A: Audit is the process through which syllabi are reviewed and approved. This is often useful for new course approval, template finalization, and sectional (i.e. instructor) syllabus review.
The audit process has several stages and is exclusively available to individuals who have the ability to edit the syllabus or have audit course domain permission.
In order to understand each stage of the auditing process, it is first important to note that there are two roles of auditing: 1) people who will be editing syllabi, such as instructors, and 2) people who will be reviewing syllabi, such as department chairs. While a Dean, curriculum committee, etc., may also be responsible for yet another stage in the audit workflow, for the purpose of this article we will continue to refer to them generally as "auditors."
There are currently five stages to the Concourse audit workflow, as show in the diagram below.
- New: Either the syllabus is blank, or it has been cloned and not yet edited. In other words, the syllabus is so far untouched.
- In Progress: The syllabus has been edited to some extent. The person editing the syllabus has saved an item/uploaded a syllabus but has not yet submitted the syllabus for review. This means that content is still being added to and modified on the syllabus. Going from New to In Progress occurs automatically on first edit.
- Submitted for Review: Edits to the syllabus have been finalized and the syllabus is now submitted for review by an auditor. The editor can continue to make changes to the syllabus before it is reviewed. From here the auditor will decide if the syllabus is considered Reviewed or if more work needs to be done and move it back to In Progress. Further, the editor can even undo this step and go back to In Progress themselves if they want to no longer keep the auditor on notice.
- Reviewed: At this point the auditor has assessed the syllabus content and approved what they've seen. Now, the syllabus is done with the review process, unless the syllabus is Modified Since Review.
- Modified Since Review: This stage occurs automatically if a syllabus is edited after it has already been reviewed. Auditors can run a report to see which syllabi have been adjusted since the review and are given the option of revisiting it for re-approval.
Now that you understand the stages of auditing, let’s go over the use of audit in Concourse from first a syllabus editor’s perspective and then from an auditor’s perspective.
As an editor of a syllabus, you will be able to access the audit area by clicking Audit on the navigation bar.
Once within the audit area, you will have the options of changing the audit status, providing some notes about the progress of the syllabus throughout the audit workflow, and alerting auditors and editors that a change has been made. Below the update form you will see the audit trail, which describes when the audit status has changed, who performed the action, and any associated messages. This will include both user- initiated (e.g. Submitted For Review) and automatic (e.g. New) entries.

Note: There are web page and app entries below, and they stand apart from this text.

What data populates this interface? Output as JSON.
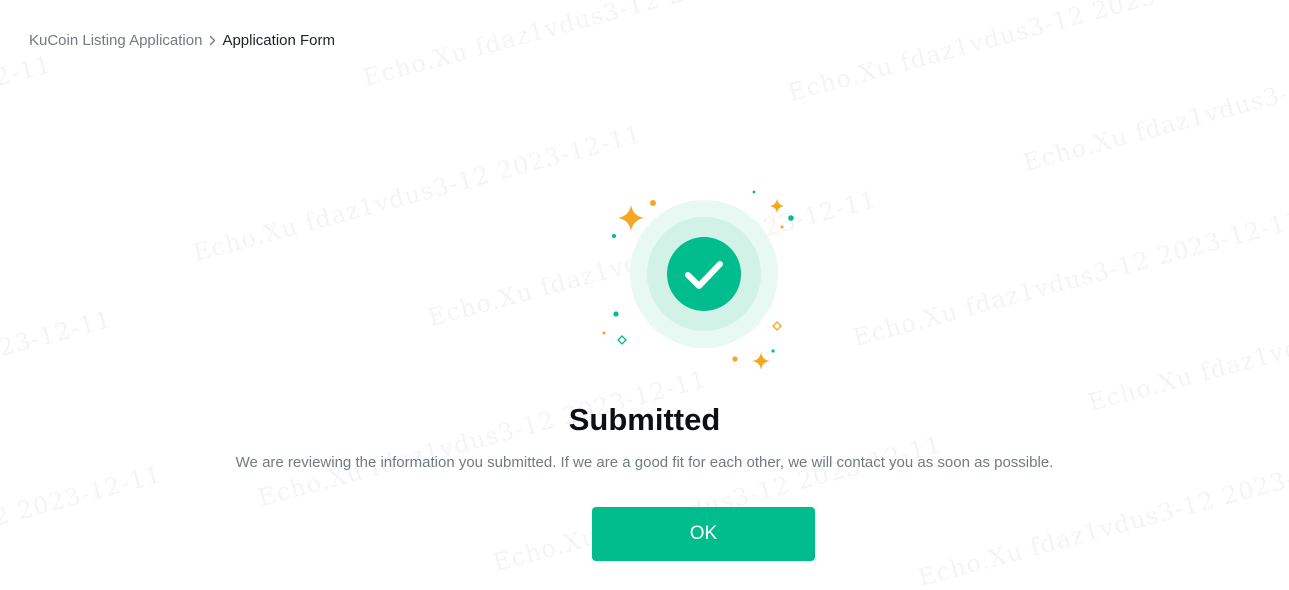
{
  "breadcrumb": {
    "parent": "KuCoin Listing Application",
    "current": "Application Form"
  },
  "result": {
    "title": "Submitted",
    "message": "We are reviewing the information you submitted. If we are a good fit for each other, we will contact you as soon as possible.",
    "ok_label": "OK",
    "status_icon": "check-circle-icon"
  },
  "watermark": {
    "text": "Echo.Xu fdaz1vdus3-12 2023-12-11"
  },
  "colors": {
    "accent": "#01bc8d",
    "sparkle": "#f5a623",
    "title": "#0d1117",
    "muted": "#737a82"
  }
}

To make a change to the audit status, simply use the drop down to make your selection. You can also provide a detailed message at that time. This may even be helpful even if the audit status is not changed, such as "I finished working on course outcomes but I still need to incorporate a schedule." You must either change the status or include a message in order to add to the audit trail.
*Note: Depending on whether you are an editor in the course (someone who has permission to edit the given syllabus) or an auditor (someone who has been assign audit course domain permission), or both, you will have slightly different options when it comes to changing the audit status as described in the stages at the top of this article.
If you choose to Notify Editors or Auditors, an email message will go out to the respective users indicating that a change has been made. In the case of Editors, this will be anyone who is registered for the course and has permission to edit the syllabus. This will often be an instructor, but it can also be a curriculum committee member or the proposer of the new course depending on the purpose of the review.
Checking Auditors will send an email to all of the users who have audit course permission for the domain in which that course falls. It's typical to include a series of department chairs, Deans, or anyone else involved in the audit process.
When you're ready to add to the audit trail, just click Submit.
Finally, you may then be interested in creating audit status reports. To learn more about audit reports, click here.